Glowicka & Walentynowicz
POLAND BOLT RECORDS BR 1022 (2013)
“What makes the music of Kasia Glowicka special?” asks Jan Topolski on the Bolt website. What makes anyone’s music “special”? A strange criterion to judge the relative merits of sound if you ask me, but perhaps something got lost in the translation from Polish. Topolski goes on to cite “reverbs, echoes and electronics” as part of the reasons for this “special”-ness, but if you can show me any kind of music outside of the concert hall or folk club that doesn’t employ those things in some way, I’d be very interested to know more.
Kasia Glowicka is cited as the composer of these seven pieces; Malgorzata Walentynowicz the pianist who renders them onto high-end recording device, augmented here and there by sounds and a light patina of processing emanating from Glowicka’s own hard-drive. This album is like indulging yourself in a European city break. You dive headlong into the cultural activities you might passively ignore in your own town: museums, galleries, landmarks, theatres, concert halls, all are visited zealously while you studiously refuse to acknowledge the strengths of your own location. Okay, Paris, Vienna or Bruges have far better architecture than Brighton or Bournemouth but let’s not forget that Brighton Museum hosted the first UK exhibition of Don Van Vliet’s paintings and The Russell Cotes museum in Bournemouth has a fantastic collection of Japanese ceramics and a fellow who plays the grand piano in the foyer daily. These are just examples. And then when you do get home, you start noticing all the interesting things about where you live all over again. What I’m getting at is that to me, immersing myself in Red Sun is a bit like temporarily being shown an ideal in contemporary music, and then listening with fresh ears to your other records, environment, home, washing machine and so forth.

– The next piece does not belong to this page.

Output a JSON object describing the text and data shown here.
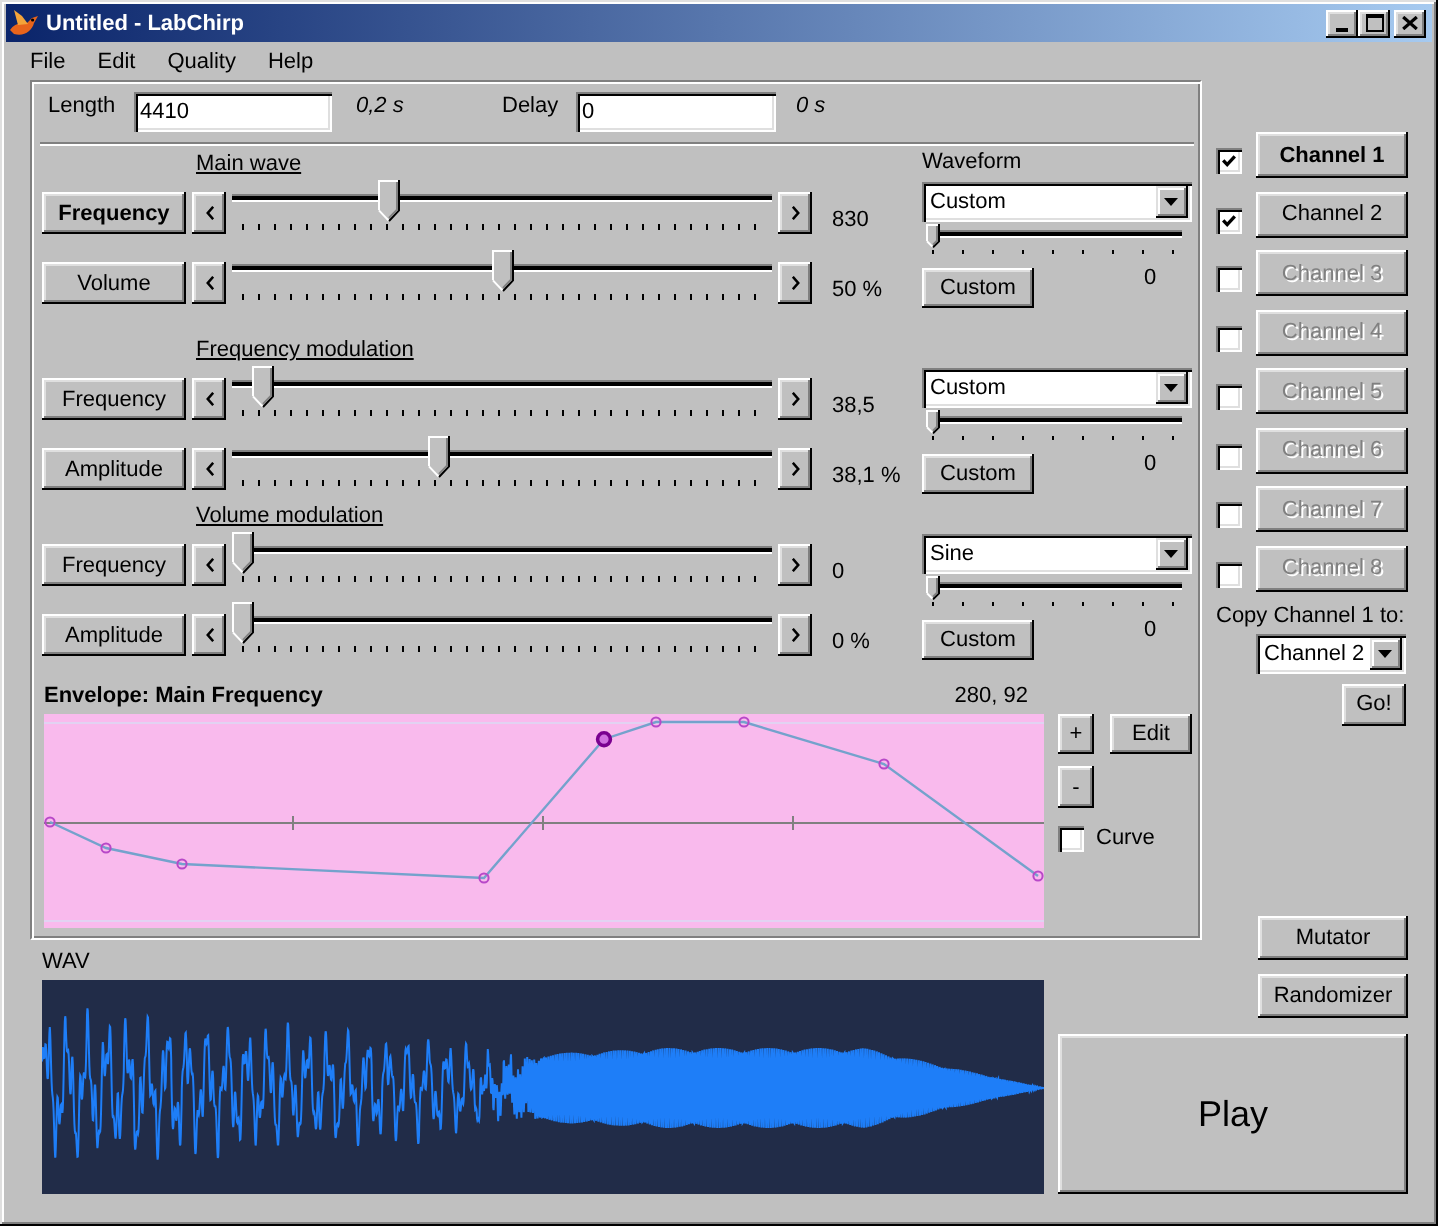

The music in question is meditative, melodic and magisterial, and these beautiful meditations become more strident and forceful as the album progresses. Walentynowicz demonstrates a gentle touch using techniques such as faint delays, lo-fi piano recordings, re-sampling, tasteful dissonance, tone manipulation and drone generation. The first piece, ‘Sun Spot’, starts with an electronic buzz and builds on a three note piano refrain; piano pop like a stop-motion ‘Moments In Love’ by The Art of Noise. Glowicka inserts a well-judged reverse effect at the end. The following piece, ‘Transient’, begins with same electronic buzz and three note piano refrain but then develops the music with field recordings from inside a concrete bunker. ‘Favola’ continues the sonic abstraction of the core elements, this time the piano is played staccato in the high register, while horror film style reverse effects are inlaid.

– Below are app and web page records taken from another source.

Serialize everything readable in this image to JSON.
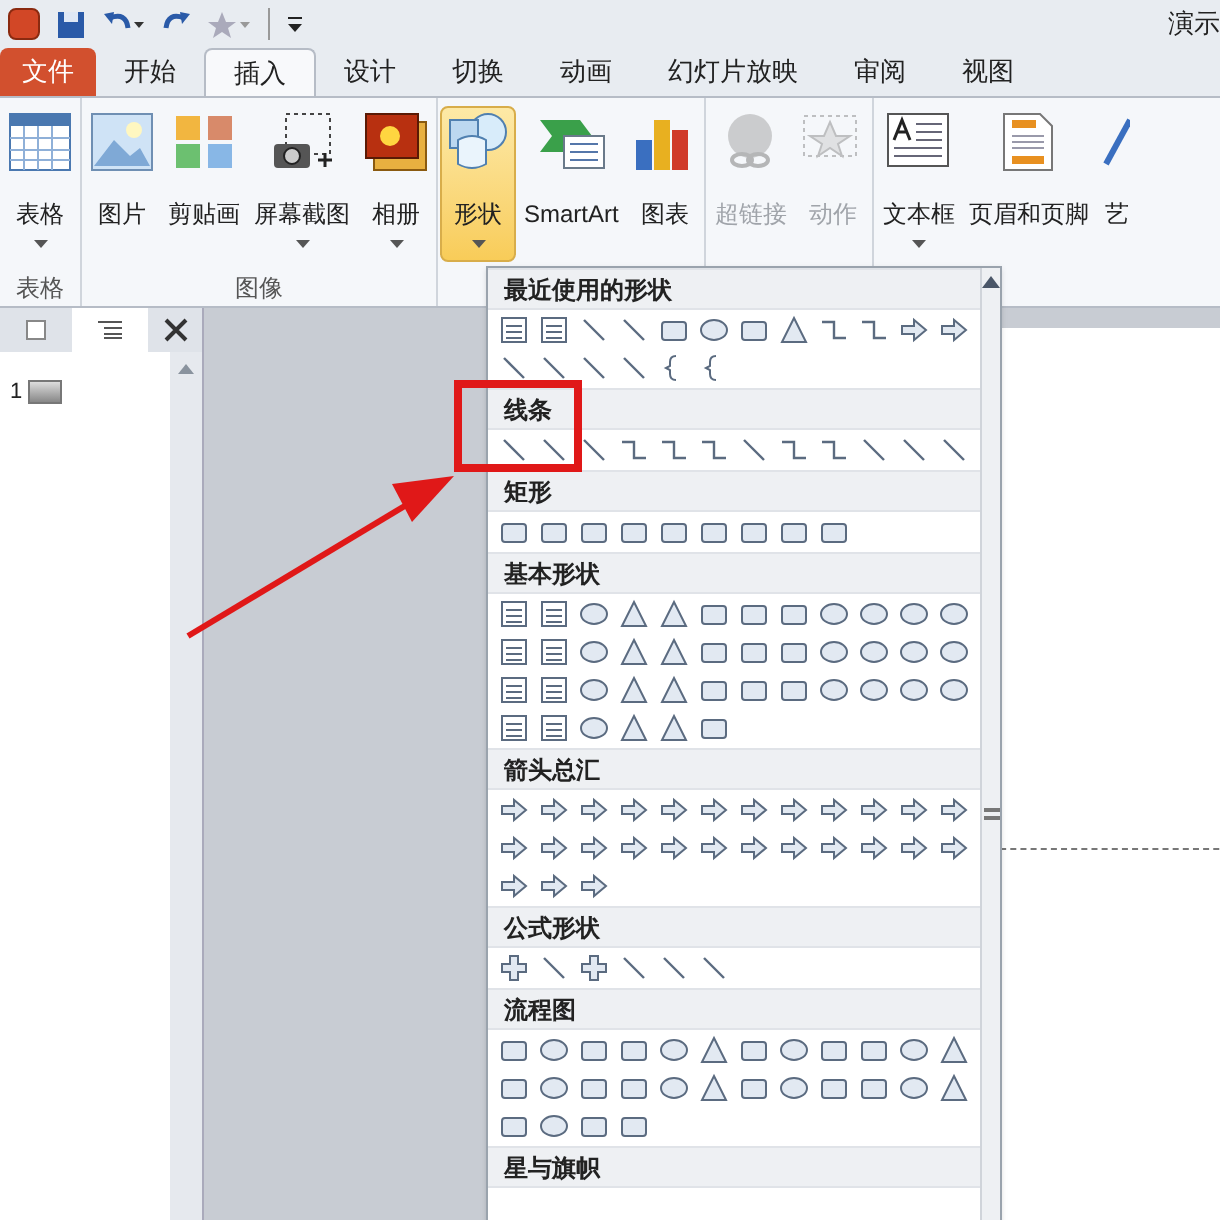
{
  "window": {
    "title": "演示"
  },
  "tabs": [
    {
      "label": "文件",
      "kind": "file",
      "selected": false
    },
    {
      "label": "开始",
      "kind": "tab",
      "selected": false
    },
    {
      "label": "插入",
      "kind": "tab",
      "selected": true
    },
    {
      "label": "设计",
      "kind": "tab",
      "selected": false
    },
    {
      "label": "切换",
      "kind": "tab",
      "selected": false
    },
    {
      "label": "动画",
      "kind": "tab",
      "selected": false
    },
    {
      "label": "幻灯片放映",
      "kind": "tab",
      "selected": false
    },
    {
      "label": "审阅",
      "kind": "tab",
      "selected": false
    },
    {
      "label": "视图",
      "kind": "tab",
      "selected": false
    }
  ],
  "ribbon_groups": [
    {
      "label": "表格",
      "buttons": [
        {
          "label": "表格",
          "dropdown": true,
          "disabled": false,
          "selected": false
        }
      ]
    },
    {
      "label": "图像",
      "buttons": [
        {
          "label": "图片",
          "dropdown": false,
          "disabled": false,
          "selected": false
        },
        {
          "label": "剪贴画",
          "dropdown": false,
          "disabled": false,
          "selected": false
        },
        {
          "label": "屏幕截图",
          "dropdown": true,
          "disabled": false,
          "selected": false
        },
        {
          "label": "相册",
          "dropdown": true,
          "disabled": false,
          "selected": false
        }
      ]
    },
    {
      "buttons": [
        {
          "label": "形状",
          "dropdown": true,
          "disabled": false,
          "selected": true
        },
        {
          "label": "SmartArt",
          "dropdown": false,
          "disabled": false,
          "selected": false
        },
        {
          "label": "图表",
          "dropdown": false,
          "disabled": false,
          "selected": false
        }
      ]
    },
    {
      "buttons": [
        {
          "label": "超链接",
          "dropdown": false,
          "disabled": true,
          "selected": false
        },
        {
          "label": "动作",
          "dropdown": false,
          "disabled": true,
          "selected": false
        }
      ]
    },
    {
      "buttons": [
        {
          "label": "文本框",
          "dropdown": true,
          "disabled": false,
          "selected": false
        },
        {
          "label": "页眉和页脚",
          "dropdown": false,
          "disabled": false,
          "selected": false
        },
        {
          "label": "艺",
          "dropdown": false,
          "disabled": false,
          "selected": false
        }
      ]
    }
  ],
  "slide_pane": {
    "slides": [
      {
        "number": "1"
      }
    ]
  },
  "shapes_menu": {
    "sections": [
      {
        "title": "最近使用的形状"
      },
      {
        "title": "线条"
      },
      {
        "title": "矩形"
      },
      {
        "title": "基本形状"
      },
      {
        "title": "箭头总汇"
      },
      {
        "title": "公式形状"
      },
      {
        "title": "流程图"
      },
      {
        "title": "星与旗帜"
      }
    ]
  }
}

The title track heralds a change in mood. The notes becoming discordant and out-of-phase, as if there were two versions of the piece running simultaneously slightly out of time with each other. One piano is close up in the mix, the other distant. Very pleasant, particularly with the aforementioned tasteful dissonance dialled back in. It occurred to me that this track, ‘Red Sun’, could sit very well in the ECM catalogue. Then follows the two longest pieces on the disc, at 14 and 17 minutes respectively. ‘Retina’ begins with the bare essentials. The technique of one piano close up again as in ‘Red Sun’, the second seemingly far away. Glowicka utilises reversed long piano notes to good effect. ‘Presence’, however, is less successful. Notionally a solo piano piece augmented by digital processing, its slow pace and unimaginative stepping-through of effects produces not the desired effect of an edgy ambience but instead abject boredom in this listener. A silence inserted around the twelve minute mark serves not to refresh the piece or aid its structural integrity, it confuses me as to why it’s there, frankly. The whole thing is just a little airless and soulless for me.
And ‘Absence’ is anything but. Almost four minutes of heavy leaning on the piano keys like a rudderless cruise ship looming toward the shoreline out of the gloom of a stormy night, with no-one at the helm to prevent the inevitable. Red Sun would have benefitted from the exclusion of these last two pieces in my opinion; I’m not saying that they don’t represent another way forward for Glowicka but the ideas within them need more development.
In an effort, perhaps, to appear all the more a polymath, in the inside booklet there is a short story written by Glowicka. This concerns a troubling and seemingly endless series of bizarre encounters with a strange local glazier. And I’ll say no more about that.